Ellis says the proposed plan change is widely misunderstood, and that current regulations protect the registered heritage areas in question. The sale to the council of the proposed public space is dependent on the approval of the change to the district plan going through. “We don’t need to sell. We were approached by the Chelsea Park Trust… $20 million for 37 hectares – why bother for all this grief ?” he asks.
He adds that the company is proud of its history of protecting its heritage and surrounding environment, and has no intention of jeopardising that heritage. “The only reason these buildings are still standing and protected is because we are still using them and have maintained them. We have spent a lot of money refurbishing the workers’ cottages and the manager’s house, planting the land and allowing public access, donating our archives to the library, recording our history as we go along.”
The Trust says it wants to see an ongoing future for the site, ideally with the continuation of the current refinery use.

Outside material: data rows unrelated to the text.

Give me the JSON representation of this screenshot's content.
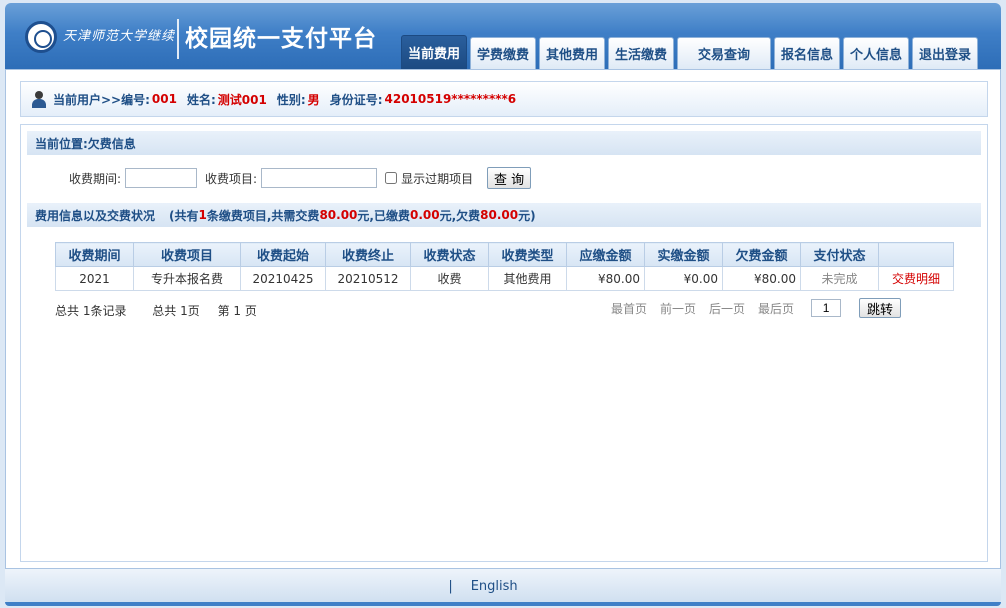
{
  "header": {
    "logo_text": "天津师范大学继续教育学院",
    "title": "校园统一支付平台"
  },
  "nav": {
    "tabs": [
      {
        "label": "当前费用",
        "active": true
      },
      {
        "label": "学费缴费",
        "active": false
      },
      {
        "label": "其他费用",
        "active": false
      },
      {
        "label": "生活缴费",
        "active": false
      },
      {
        "label": "交易查询",
        "active": false
      },
      {
        "label": "报名信息",
        "active": false
      },
      {
        "label": "个人信息",
        "active": false
      },
      {
        "label": "退出登录",
        "active": false
      }
    ]
  },
  "user": {
    "prefix": "当前用户>>编号:",
    "id": "001",
    "name_label": "姓名:",
    "name": "测试001",
    "gender_label": "性别:",
    "gender": "男",
    "idcard_label": "身份证号:",
    "idcard": "42010519*********6"
  },
  "location": {
    "text": "当前位置:欠费信息"
  },
  "query": {
    "period_label": "收费期间:",
    "period_value": "",
    "item_label": "收费项目:",
    "item_value": "",
    "expired_label": "显示过期项目",
    "expired_checked": false,
    "button_label": "查 询"
  },
  "summary": {
    "title": "费用信息以及交费状况",
    "p1": "(共有",
    "count": "1",
    "p2": "条缴费项目,共需交费",
    "total": "80.00",
    "p3": "元,已缴费",
    "paid": "0.00",
    "p4": "元,欠费",
    "owed": "80.00",
    "p5": "元)"
  },
  "table": {
    "columns": [
      "收费期间",
      "收费项目",
      "收费起始",
      "收费终止",
      "收费状态",
      "收费类型",
      "应缴金额",
      "实缴金额",
      "欠费金额",
      "支付状态",
      ""
    ],
    "rows": [
      [
        "2021",
        "专升本报名费",
        "20210425",
        "20210512",
        "收费",
        "其他费用",
        "¥80.00",
        "¥0.00",
        "¥80.00",
        "未完成",
        "交费明细"
      ]
    ]
  },
  "pager": {
    "total_records": "总共 1条记录",
    "total_pages": "总共 1页",
    "current_page": "第 1 页",
    "first": "最首页",
    "prev": "前一页",
    "next": "后一页",
    "last": "最后页",
    "page_value": "1",
    "jump_label": "跳转"
  },
  "footer": {
    "separator": "|",
    "language_link": "English"
  },
  "colors": {
    "brand_blue": "#3f7fc7",
    "nav_text": "#1f4f86",
    "highlight_red": "#d40000"
  }
}
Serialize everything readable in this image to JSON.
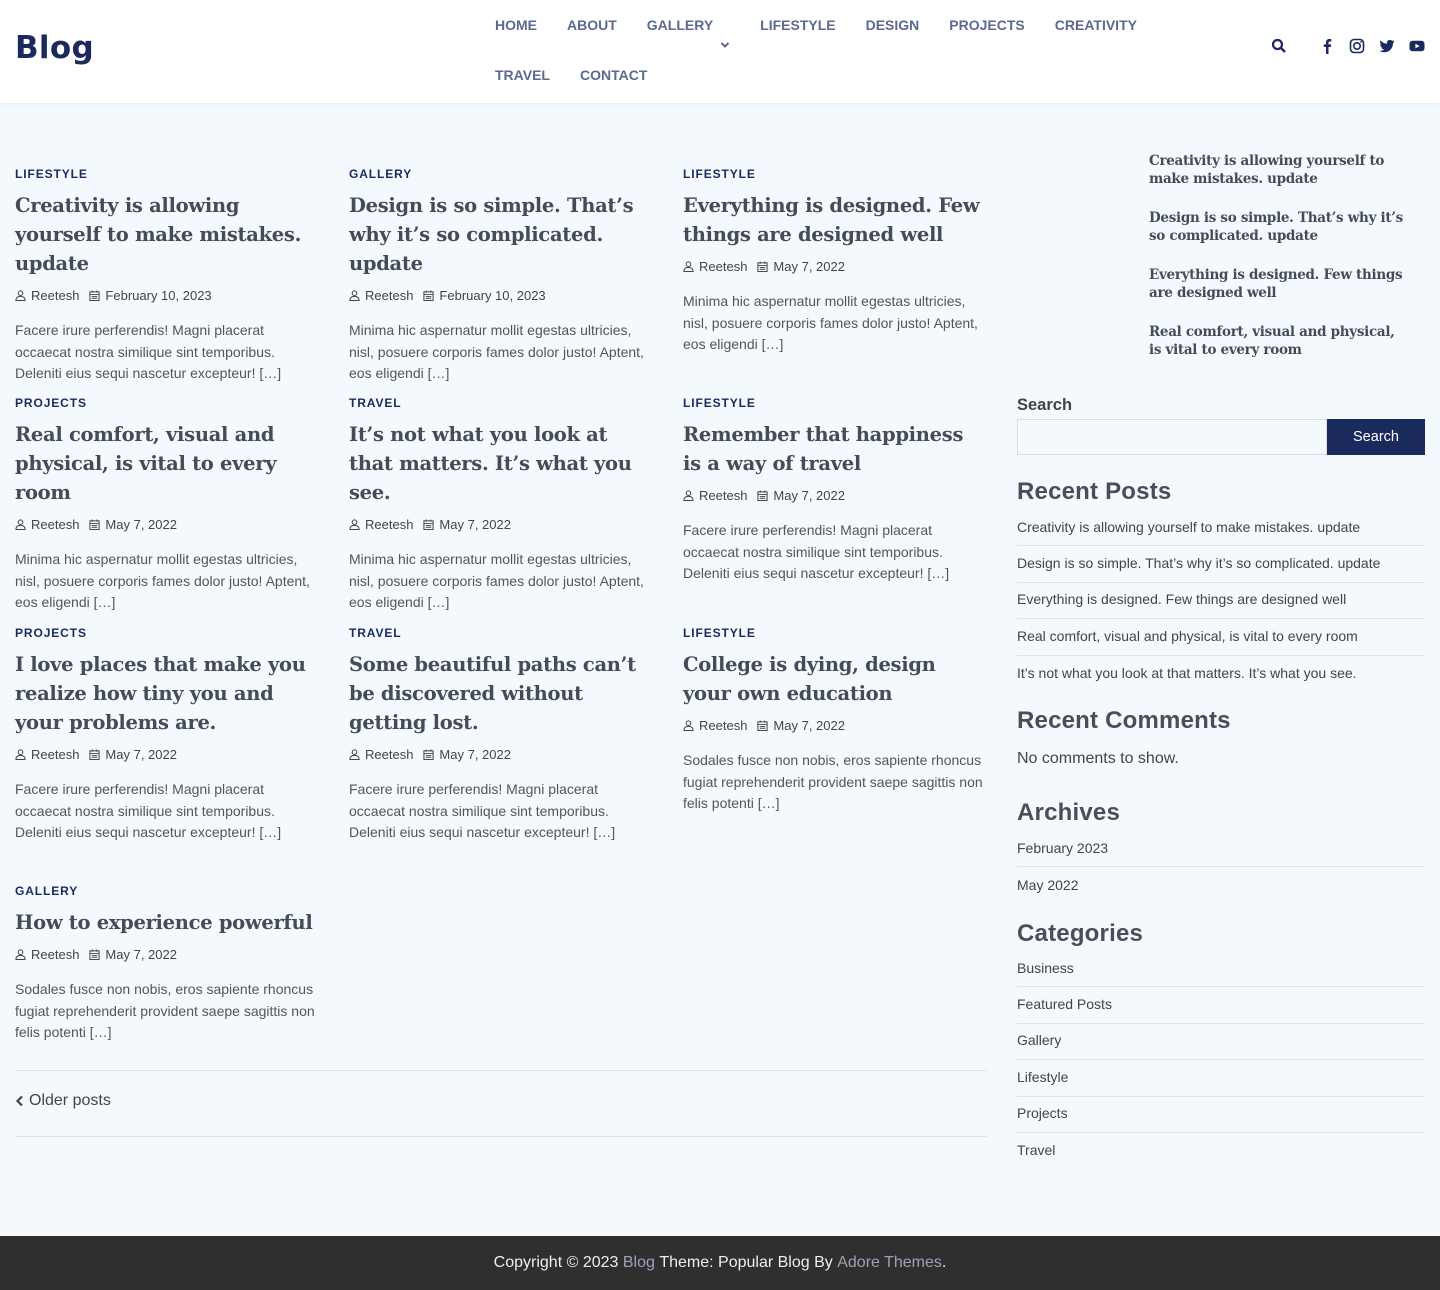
{
  "site": {
    "title": "Blog"
  },
  "nav": {
    "items": [
      "HOME",
      "ABOUT",
      "GALLERY",
      "LIFESTYLE",
      "DESIGN",
      "PROJECTS",
      "CREATIVITY",
      "TRAVEL",
      "CONTACT"
    ]
  },
  "header_icons": [
    "search-icon",
    "facebook-icon",
    "instagram-icon",
    "twitter-icon",
    "youtube-icon"
  ],
  "posts": [
    {
      "category": "LIFESTYLE",
      "title": "Creativity is allowing yourself to make mistakes. update",
      "author": "Reetesh",
      "date": "February 10, 2023",
      "excerpt": "Facere irure perferendis! Magni placerat occaecat nostra similique sint temporibus. Deleniti eius sequi nascetur excepteur! […]"
    },
    {
      "category": "GALLERY",
      "title": "Design is so simple. That’s why it’s so complicated. update",
      "author": "Reetesh",
      "date": "February 10, 2023",
      "excerpt": "Minima hic aspernatur mollit egestas ultricies, nisl, posuere corporis fames dolor justo! Aptent, eos eligendi […]"
    },
    {
      "category": "LIFESTYLE",
      "title": "Everything is designed. Few things are designed well",
      "author": "Reetesh",
      "date": "May 7, 2022",
      "excerpt": "Minima hic aspernatur mollit egestas ultricies, nisl, posuere corporis fames dolor justo! Aptent, eos eligendi […]"
    },
    {
      "category": "PROJECTS",
      "title": "Real comfort, visual and physical, is vital to every room",
      "author": "Reetesh",
      "date": "May 7, 2022",
      "excerpt": "Minima hic aspernatur mollit egestas ultricies, nisl, posuere corporis fames dolor justo! Aptent, eos eligendi […]"
    },
    {
      "category": "TRAVEL",
      "title": "It’s not what you look at that matters. It’s what you see.",
      "author": "Reetesh",
      "date": "May 7, 2022",
      "excerpt": "Minima hic aspernatur mollit egestas ultricies, nisl, posuere corporis fames dolor justo! Aptent, eos eligendi […]"
    },
    {
      "category": "LIFESTYLE",
      "title": "Remember that happiness is a way of travel",
      "author": "Reetesh",
      "date": "May 7, 2022",
      "excerpt": "Facere irure perferendis! Magni placerat occaecat nostra similique sint temporibus. Deleniti eius sequi nascetur excepteur! […]"
    },
    {
      "category": "PROJECTS",
      "title": "I love places that make you realize how tiny you and your problems are.",
      "author": "Reetesh",
      "date": "May 7, 2022",
      "excerpt": "Facere irure perferendis! Magni placerat occaecat nostra similique sint temporibus. Deleniti eius sequi nascetur excepteur! […]"
    },
    {
      "category": "TRAVEL",
      "title": "Some beautiful paths can’t be discovered without getting lost.",
      "author": "Reetesh",
      "date": "May 7, 2022",
      "excerpt": "Facere irure perferendis! Magni placerat occaecat nostra similique sint temporibus. Deleniti eius sequi nascetur excepteur! […]"
    },
    {
      "category": "LIFESTYLE",
      "title": "College is dying, design your own education",
      "author": "Reetesh",
      "date": "May 7, 2022",
      "excerpt": "Sodales fusce non nobis, eros sapiente rhoncus fugiat reprehenderit provident saepe sagittis non felis potenti […]"
    },
    {
      "category": "GALLERY",
      "title": "How to experience powerful",
      "author": "Reetesh",
      "date": "May 7, 2022",
      "excerpt": "Sodales fusce non nobis, eros sapiente rhoncus fugiat reprehenderit provident saepe sagittis non felis potenti […]"
    }
  ],
  "pagination": {
    "older_label": "Older posts"
  },
  "sidebar": {
    "featured": [
      "Creativity is allowing yourself to make mistakes. update",
      "Design is so simple. That’s why it’s so complicated. update",
      "Everything is designed. Few things are designed well",
      "Real comfort, visual and physical, is vital to every room"
    ],
    "search": {
      "label": "Search",
      "button": "Search",
      "value": ""
    },
    "recent_posts": {
      "title": "Recent Posts",
      "items": [
        "Creativity is allowing yourself to make mistakes. update",
        "Design is so simple. That’s why it’s so complicated. update",
        "Everything is designed. Few things are designed well",
        "Real comfort, visual and physical, is vital to every room",
        "It’s not what you look at that matters. It’s what you see."
      ]
    },
    "recent_comments": {
      "title": "Recent Comments",
      "empty": "No comments to show."
    },
    "archives": {
      "title": "Archives",
      "items": [
        "February 2023",
        "May 2022"
      ]
    },
    "categories": {
      "title": "Categories",
      "items": [
        "Business",
        "Featured Posts",
        "Gallery",
        "Lifestyle",
        "Projects",
        "Travel"
      ]
    }
  },
  "footer": {
    "prefix": "Copyright © 2023",
    "site_link": "Blog",
    "middle": "Theme: Popular Blog By",
    "theme_link": "Adore Themes",
    "suffix": "."
  },
  "colors": {
    "brand": "#1b2a5c",
    "background": "#f3f9fd",
    "footer": "#2f2f2f"
  }
}
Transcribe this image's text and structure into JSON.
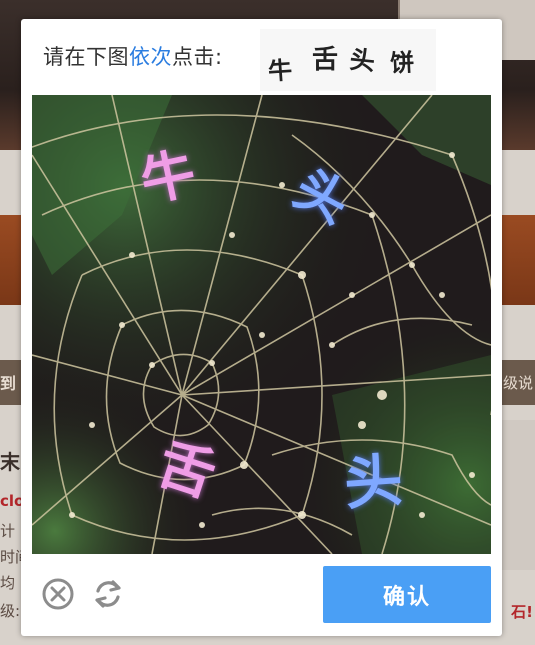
{
  "captcha": {
    "prompt_prefix": "请在下图",
    "prompt_highlight": "依次",
    "prompt_suffix": "点击:",
    "target_chars": [
      "牛",
      "舌",
      "头",
      "饼"
    ],
    "puzzle_chars": [
      "牛",
      "头",
      "舌",
      "头"
    ],
    "confirm_label": "确认",
    "close_icon": "close-circle-icon",
    "refresh_icon": "refresh-icon",
    "colors": {
      "accent": "#4a9ff5",
      "highlight_text": "#2b7de0",
      "pink_char": "#ef9de6",
      "blue_char": "#7fa8ff"
    }
  },
  "background_page": {
    "strip_left": "到",
    "strip_right": "级说",
    "left_line_1": "末",
    "left_line_2": "clo",
    "left_line_3": "计",
    "left_line_4": "时间",
    "left_line_5": "均",
    "left_line_6": "级:",
    "right_red": "石!"
  }
}
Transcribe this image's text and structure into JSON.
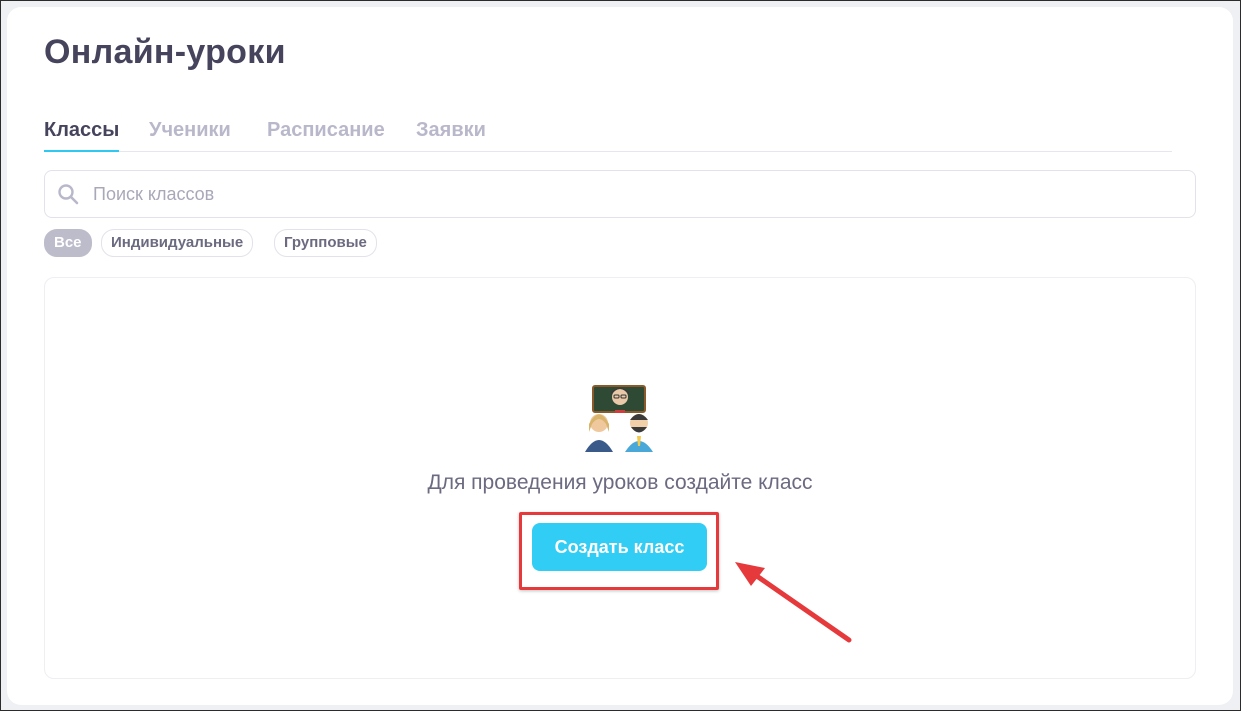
{
  "page": {
    "title": "Онлайн-уроки"
  },
  "tabs": [
    {
      "label": "Классы",
      "active": true
    },
    {
      "label": "Ученики",
      "active": false
    },
    {
      "label": "Расписание",
      "active": false
    },
    {
      "label": "Заявки",
      "active": false
    }
  ],
  "search": {
    "placeholder": "Поиск классов",
    "value": "",
    "icon": "search-icon"
  },
  "filters": [
    {
      "label": "Все",
      "active": true
    },
    {
      "label": "Индивидуальные",
      "active": false
    },
    {
      "label": "Групповые",
      "active": false
    }
  ],
  "empty_state": {
    "illustration": "teachers-illustration",
    "message": "Для проведения уроков создайте класс",
    "button_label": "Создать класс"
  },
  "colors": {
    "accent": "#31cdf5",
    "tab_underline": "#2ec8f2",
    "title_text": "#45445c",
    "inactive_tab": "#b9b8cb",
    "annotation_red": "#e5393b"
  }
}
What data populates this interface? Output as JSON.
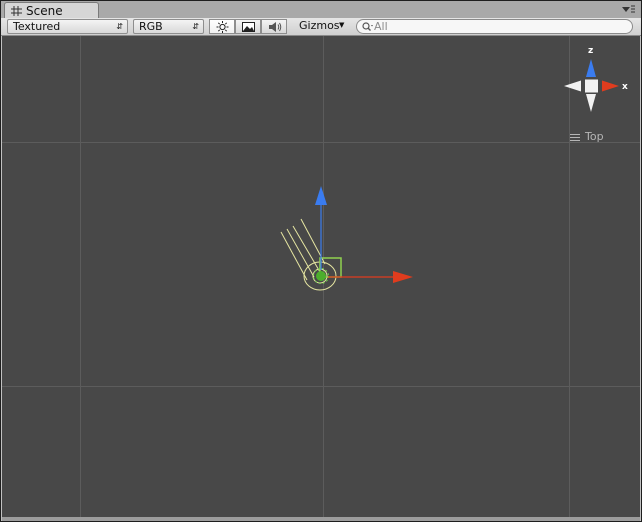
{
  "tab": {
    "label": "Scene",
    "icon": "grid-icon"
  },
  "toolbar": {
    "render_mode": "Textured",
    "color_mode": "RGB",
    "gizmos_label": "Gizmos",
    "search_placeholder": "All",
    "buttons": [
      "sun-icon",
      "image-icon",
      "speaker-icon"
    ]
  },
  "orientation_gizmo": {
    "axis_z": "z",
    "axis_x": "x",
    "view_label": "Top"
  },
  "colors": {
    "viewport_bg": "#484848",
    "grid": "#5c5c5c",
    "axis_x": "#e03c1e",
    "axis_z": "#3a7cf0",
    "light_gizmo": "#e8e8a0",
    "object": "#8fd14f"
  }
}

However, if this use is to cease, there is a need to ensure future use is undertaken in such a way as to protect the heritage significance of the site. Trust Heritage Advisor Architecture Robin Byron adds that maintaining heritage values has a lot to do with the identification of an adaptive re-use that is compatible with the form, character and qualities of the existing buildings. The Trust recognises that certain compromises may be necessary to ensure the future of any heritage building. However, whether this particular site continues as a refinery or changes to another use, there is also a clear need to ensure that any modifications do not put the site in jeopardy.